While Twingo is immediately identifiable as a Renault, there is absolutely nothing reminiscent of the French marquee in the Logan, Renault’s attempt at a budget sedan that it hopes will put vehicular mobility in the reach of more people globally. My black test unit was fairly striking, although most people who saw it considered it ugly.
I think Logan is charming in a conservative, understated way. The front is perhaps a bit bland, but the side view and rear is not entirely unattractive. Instead, it’s a compromise one would expect from a car sold as a Renault, a Dacia and a Mahindra, depending on where you reside. Debuting in Romania in September 2004, the Logan sold an unprecedented 15 000 units within just three months. Since then, it has seen untold international success and is now sold in five continents and 59 countries.
What is immediately impressive though, is what you get for your money. As Renault puts it, Logan offers C-segment size and features at a B-segment price. Launched at R99 500 and currently retailing at R112 200, the Logan offers unprecedented value – in fact, for a R1000 less, you can get a Kia Picanto or Daihatsu Charade…
Logan is powered by a 1.6-litre engine that delivers 64 kW of power and 128 Nm of torque. It has a top speed of 153km/h and gets to 100km/h in 14.32 seconds. It’s no rocket then either, but manages to feel surprisingly quick and nimble both on the open road and in the city. A fuel consumption figure of 8.64-litres/ 100km is on the better side of average.
The Logan’s interior isn’t a bad place to be, but won’t win any prizes, especially in the horrible only-option-available sand and brown colour scheme. The seats are as comfortable as can be expected, but show dirt immediately – our test unit’s seats seemed especially well used. The wood trimmings lean towards kitsch, and the Blaupunkt radio is particularly old-fashioned.
Standard specification include the aforementioned radio/ CD with MP3 player and four speakers, a driver’s airbag, ABS brakes with EBD, remote central locking, power steering, front and rear electric windows and a height adjustable driver’s seat. A 3 years/ 45 000km service plan is optional, but a 3 years/ 100 000km warranty comes standard.
At R112 200, Logan doesn’t have many competitors, with only Tata’s Indigo 1.4 GLS (R111 995) coming close, and that with a smaller engine (all other Indigo models are more expensive). If you like the idea of driving a rental car every day, try Chevrolet’s entry-level Aveo sedan (the 1.6 LT) at R159 320, or Ford’s recently refreshed Ikon 1.6 Ambiente at R133 500.
It’s blatantly evident that Renault is putting its money where its mouth is, actively trying to provide a model mix that is more suited to the local motoring market.

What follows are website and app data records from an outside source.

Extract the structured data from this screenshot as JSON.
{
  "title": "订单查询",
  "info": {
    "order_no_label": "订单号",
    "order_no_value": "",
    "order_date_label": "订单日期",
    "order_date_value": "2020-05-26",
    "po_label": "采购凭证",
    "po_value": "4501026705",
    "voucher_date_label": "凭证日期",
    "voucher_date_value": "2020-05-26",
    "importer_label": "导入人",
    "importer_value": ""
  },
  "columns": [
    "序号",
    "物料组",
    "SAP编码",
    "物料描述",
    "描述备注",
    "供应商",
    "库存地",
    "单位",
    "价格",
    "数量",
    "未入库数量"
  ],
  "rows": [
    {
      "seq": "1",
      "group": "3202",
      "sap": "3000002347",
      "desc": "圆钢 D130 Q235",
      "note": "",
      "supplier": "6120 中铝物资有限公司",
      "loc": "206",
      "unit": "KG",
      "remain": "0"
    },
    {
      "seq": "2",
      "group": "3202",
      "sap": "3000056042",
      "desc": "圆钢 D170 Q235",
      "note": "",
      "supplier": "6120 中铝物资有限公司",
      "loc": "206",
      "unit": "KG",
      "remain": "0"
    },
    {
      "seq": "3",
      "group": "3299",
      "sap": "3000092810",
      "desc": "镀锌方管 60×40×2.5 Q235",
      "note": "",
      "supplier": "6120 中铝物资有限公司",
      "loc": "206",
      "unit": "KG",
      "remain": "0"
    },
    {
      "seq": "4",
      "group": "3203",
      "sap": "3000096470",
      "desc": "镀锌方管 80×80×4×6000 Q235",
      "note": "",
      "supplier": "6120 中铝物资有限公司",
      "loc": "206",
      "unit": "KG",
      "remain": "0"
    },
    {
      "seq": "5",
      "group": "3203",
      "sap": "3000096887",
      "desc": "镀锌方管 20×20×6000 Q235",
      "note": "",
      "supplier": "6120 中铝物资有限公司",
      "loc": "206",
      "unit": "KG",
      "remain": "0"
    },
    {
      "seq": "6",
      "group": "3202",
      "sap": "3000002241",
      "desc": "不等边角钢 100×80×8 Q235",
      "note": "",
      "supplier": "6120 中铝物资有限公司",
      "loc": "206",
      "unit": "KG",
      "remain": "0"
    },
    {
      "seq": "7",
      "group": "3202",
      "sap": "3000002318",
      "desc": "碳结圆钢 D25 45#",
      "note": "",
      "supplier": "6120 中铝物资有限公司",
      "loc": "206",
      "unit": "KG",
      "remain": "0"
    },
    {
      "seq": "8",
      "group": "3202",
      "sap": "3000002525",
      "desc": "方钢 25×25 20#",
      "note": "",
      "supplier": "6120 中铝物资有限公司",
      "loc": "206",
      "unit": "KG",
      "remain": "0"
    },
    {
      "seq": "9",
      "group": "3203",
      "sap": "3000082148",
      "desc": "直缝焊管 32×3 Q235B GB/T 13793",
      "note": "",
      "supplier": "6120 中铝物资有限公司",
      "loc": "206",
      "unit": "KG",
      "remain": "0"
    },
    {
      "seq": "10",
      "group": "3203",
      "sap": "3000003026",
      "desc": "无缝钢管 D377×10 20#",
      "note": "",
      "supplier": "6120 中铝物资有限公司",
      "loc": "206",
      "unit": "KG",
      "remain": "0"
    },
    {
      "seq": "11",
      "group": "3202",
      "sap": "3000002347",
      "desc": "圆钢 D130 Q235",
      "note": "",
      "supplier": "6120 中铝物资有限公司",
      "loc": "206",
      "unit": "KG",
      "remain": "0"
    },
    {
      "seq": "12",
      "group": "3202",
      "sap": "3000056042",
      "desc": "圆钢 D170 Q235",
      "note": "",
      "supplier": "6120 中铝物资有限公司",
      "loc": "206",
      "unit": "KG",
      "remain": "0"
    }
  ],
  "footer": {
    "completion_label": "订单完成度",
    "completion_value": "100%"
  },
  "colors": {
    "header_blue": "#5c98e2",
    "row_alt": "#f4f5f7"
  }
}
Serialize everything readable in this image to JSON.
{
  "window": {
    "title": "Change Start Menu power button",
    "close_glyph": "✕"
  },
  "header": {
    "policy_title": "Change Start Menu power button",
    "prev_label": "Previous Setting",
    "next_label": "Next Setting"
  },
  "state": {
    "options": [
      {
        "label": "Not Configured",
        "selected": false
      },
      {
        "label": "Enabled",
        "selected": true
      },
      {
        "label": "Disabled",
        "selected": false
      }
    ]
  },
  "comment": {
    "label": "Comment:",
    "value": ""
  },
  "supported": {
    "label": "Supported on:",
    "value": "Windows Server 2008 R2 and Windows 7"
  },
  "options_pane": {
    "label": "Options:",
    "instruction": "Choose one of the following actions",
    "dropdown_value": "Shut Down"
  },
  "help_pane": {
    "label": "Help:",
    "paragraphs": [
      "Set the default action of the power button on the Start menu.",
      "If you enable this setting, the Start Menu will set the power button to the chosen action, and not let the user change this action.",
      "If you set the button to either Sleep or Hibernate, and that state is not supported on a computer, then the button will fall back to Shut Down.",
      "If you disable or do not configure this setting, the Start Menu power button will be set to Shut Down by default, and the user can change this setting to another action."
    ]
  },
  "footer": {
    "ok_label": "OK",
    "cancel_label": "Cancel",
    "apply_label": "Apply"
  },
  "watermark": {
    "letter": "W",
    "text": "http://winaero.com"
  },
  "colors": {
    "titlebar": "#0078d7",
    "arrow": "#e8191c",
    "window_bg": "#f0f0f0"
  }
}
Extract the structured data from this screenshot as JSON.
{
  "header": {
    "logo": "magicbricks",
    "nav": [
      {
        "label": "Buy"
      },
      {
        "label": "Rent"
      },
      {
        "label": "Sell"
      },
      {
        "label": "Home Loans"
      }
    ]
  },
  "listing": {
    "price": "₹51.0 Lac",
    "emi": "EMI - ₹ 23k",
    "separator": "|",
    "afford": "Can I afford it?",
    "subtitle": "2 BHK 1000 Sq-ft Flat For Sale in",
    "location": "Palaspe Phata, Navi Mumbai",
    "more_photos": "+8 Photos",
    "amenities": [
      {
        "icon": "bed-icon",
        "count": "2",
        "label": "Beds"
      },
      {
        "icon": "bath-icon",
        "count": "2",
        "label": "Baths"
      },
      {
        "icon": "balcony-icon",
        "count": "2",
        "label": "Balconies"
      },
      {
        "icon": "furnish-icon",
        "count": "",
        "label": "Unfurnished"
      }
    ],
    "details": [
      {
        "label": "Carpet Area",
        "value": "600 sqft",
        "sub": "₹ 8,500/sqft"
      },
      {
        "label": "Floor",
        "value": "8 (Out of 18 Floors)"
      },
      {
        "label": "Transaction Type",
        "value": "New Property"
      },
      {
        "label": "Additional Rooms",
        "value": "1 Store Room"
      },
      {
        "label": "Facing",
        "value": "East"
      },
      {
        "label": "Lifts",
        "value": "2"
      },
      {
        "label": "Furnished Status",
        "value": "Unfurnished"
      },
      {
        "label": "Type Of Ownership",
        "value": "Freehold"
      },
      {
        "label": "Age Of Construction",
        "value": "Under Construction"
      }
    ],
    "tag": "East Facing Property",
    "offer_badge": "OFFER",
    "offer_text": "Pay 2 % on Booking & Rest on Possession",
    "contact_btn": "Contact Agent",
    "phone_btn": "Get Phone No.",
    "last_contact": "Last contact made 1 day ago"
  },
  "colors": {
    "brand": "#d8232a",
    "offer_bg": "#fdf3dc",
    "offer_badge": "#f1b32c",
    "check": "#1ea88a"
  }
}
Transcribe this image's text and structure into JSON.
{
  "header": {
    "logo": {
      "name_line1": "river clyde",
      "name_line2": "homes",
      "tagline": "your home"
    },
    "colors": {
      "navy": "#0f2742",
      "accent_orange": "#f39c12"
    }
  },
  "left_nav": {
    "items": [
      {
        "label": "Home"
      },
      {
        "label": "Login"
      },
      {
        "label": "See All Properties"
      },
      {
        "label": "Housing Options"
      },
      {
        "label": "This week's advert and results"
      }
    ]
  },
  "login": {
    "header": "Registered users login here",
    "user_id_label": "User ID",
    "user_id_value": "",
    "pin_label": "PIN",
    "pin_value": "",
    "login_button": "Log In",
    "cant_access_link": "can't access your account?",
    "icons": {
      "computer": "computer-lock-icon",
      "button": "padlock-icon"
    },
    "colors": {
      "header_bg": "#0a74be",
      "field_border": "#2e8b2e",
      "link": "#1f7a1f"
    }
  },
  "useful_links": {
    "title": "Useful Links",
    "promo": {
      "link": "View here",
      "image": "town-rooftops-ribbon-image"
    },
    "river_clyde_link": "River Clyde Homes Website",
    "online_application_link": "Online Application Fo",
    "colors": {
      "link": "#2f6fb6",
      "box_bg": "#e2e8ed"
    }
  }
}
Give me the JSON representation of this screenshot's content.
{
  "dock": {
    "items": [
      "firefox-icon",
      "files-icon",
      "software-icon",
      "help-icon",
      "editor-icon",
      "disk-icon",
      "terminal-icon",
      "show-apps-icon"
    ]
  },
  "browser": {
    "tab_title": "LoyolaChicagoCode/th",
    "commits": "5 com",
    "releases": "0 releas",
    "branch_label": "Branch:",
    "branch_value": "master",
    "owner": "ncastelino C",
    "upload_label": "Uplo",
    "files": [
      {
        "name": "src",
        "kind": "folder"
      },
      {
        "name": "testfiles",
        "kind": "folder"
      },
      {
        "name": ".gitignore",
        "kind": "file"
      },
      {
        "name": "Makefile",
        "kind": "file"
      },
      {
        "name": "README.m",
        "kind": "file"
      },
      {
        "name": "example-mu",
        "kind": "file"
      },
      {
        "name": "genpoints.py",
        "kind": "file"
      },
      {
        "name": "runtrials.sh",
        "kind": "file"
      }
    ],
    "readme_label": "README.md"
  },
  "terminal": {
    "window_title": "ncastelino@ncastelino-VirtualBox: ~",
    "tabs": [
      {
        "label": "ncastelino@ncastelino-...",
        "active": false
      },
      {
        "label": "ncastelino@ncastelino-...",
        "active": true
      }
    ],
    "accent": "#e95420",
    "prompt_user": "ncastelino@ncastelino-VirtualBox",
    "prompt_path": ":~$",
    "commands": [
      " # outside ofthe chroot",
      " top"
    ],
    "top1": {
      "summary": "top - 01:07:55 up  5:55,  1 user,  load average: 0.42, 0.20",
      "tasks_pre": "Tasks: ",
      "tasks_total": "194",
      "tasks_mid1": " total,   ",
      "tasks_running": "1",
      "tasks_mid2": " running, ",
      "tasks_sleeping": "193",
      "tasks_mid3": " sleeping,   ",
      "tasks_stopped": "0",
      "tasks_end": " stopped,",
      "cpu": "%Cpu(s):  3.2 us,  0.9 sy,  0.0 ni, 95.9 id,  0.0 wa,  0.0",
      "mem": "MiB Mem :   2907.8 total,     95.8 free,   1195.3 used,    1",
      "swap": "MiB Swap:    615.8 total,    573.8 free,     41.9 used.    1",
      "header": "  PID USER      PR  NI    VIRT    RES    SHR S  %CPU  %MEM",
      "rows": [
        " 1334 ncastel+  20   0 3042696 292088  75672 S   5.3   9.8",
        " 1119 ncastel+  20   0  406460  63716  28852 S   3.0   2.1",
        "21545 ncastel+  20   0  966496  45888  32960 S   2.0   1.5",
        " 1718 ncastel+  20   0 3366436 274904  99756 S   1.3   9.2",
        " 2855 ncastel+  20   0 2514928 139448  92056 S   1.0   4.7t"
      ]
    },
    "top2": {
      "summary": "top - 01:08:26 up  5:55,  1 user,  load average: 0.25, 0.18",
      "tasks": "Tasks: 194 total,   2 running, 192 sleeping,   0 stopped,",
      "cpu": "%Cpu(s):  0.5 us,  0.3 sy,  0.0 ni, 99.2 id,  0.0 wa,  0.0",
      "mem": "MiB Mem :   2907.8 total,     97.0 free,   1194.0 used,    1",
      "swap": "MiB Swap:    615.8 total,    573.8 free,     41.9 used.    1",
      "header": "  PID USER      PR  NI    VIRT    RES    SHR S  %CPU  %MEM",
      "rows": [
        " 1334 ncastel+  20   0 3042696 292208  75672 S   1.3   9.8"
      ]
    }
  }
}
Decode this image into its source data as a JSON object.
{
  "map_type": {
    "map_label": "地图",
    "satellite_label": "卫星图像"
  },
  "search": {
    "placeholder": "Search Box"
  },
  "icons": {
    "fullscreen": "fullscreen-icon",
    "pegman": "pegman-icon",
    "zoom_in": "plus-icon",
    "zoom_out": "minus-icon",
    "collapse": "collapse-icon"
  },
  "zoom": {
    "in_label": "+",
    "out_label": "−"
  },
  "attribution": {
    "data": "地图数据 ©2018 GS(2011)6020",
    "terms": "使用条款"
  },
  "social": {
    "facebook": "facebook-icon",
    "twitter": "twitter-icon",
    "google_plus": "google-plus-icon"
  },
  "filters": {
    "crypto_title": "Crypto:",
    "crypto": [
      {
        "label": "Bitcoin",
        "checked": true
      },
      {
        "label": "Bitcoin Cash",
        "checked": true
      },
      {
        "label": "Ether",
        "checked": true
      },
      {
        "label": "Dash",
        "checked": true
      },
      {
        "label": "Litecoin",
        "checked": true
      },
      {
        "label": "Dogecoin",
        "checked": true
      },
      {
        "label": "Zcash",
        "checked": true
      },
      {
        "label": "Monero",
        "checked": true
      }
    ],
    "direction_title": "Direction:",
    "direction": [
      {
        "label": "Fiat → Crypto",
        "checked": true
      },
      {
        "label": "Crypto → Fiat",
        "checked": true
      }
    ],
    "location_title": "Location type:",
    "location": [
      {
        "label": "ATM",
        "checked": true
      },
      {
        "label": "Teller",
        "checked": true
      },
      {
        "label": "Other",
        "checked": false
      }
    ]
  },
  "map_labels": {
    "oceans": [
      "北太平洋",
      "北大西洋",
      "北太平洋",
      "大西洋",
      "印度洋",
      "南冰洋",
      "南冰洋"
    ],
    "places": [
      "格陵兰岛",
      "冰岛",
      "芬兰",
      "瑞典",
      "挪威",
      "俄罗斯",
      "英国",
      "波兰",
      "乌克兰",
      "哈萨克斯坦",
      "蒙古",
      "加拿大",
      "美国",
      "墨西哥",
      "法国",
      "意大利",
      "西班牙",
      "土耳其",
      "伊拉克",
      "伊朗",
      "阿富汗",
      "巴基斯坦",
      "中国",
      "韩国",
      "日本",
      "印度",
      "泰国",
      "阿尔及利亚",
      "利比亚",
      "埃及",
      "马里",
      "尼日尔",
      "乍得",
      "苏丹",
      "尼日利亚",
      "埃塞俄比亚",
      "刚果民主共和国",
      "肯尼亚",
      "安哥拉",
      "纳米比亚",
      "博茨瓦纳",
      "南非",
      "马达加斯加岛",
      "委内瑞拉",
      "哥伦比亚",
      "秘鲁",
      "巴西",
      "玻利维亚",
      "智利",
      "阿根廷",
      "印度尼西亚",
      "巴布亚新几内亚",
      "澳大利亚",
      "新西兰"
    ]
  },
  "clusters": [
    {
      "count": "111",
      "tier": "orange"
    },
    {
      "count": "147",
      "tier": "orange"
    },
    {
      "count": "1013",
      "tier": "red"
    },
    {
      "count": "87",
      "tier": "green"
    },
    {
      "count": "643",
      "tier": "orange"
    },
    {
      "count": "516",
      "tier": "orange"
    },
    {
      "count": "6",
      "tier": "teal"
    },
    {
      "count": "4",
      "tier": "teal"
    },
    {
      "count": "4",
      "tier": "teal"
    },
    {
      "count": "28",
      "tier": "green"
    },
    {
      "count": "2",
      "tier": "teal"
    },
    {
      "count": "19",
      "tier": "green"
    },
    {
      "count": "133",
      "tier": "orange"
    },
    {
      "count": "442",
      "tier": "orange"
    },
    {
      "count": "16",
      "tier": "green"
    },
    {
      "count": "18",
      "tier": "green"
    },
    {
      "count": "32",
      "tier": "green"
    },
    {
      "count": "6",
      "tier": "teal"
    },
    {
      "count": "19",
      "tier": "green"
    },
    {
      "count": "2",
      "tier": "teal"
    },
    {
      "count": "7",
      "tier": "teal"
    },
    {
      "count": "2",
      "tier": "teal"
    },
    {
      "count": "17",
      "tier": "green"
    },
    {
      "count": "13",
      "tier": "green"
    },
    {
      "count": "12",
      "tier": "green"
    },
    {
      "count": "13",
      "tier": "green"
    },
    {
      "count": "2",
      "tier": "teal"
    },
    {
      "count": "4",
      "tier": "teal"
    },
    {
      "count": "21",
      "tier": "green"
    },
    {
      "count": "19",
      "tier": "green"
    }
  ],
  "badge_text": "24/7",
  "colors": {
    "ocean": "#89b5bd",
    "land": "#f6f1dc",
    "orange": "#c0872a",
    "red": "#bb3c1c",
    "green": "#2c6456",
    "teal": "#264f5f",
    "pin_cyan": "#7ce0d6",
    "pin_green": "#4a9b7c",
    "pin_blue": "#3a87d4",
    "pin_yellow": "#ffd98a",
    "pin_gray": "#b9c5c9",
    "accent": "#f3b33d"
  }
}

While I will reserve comment on the Koleos and Sandero until testing them, Twingo and Logan have done much to realign the preconceived ideas I had about the brand.
Twingo stays truest to what we have come to know and like about Renault, but it lacks the je ne sais quoi Clio II had in the entry-level market. It’s good to look at, well-specced and offers excellent value for money. But, its Achilles heel lies in it trying to be more up-market than it is, and unconvincingly so (only 4 units sold in the four months since launch).
Logan is the dark horse in Renault’s model mix, and while it loses out on French quirkiness, it makes up in real-world value. With the Logan, Renault identified a need and did its damnedest to address it, in my opinion rather successfully. It’s basic and conservative but has everything you need, including performance that feels lively. Once the budget-conscious have caught on, Logan is bound to repeat its global successes in South Africa.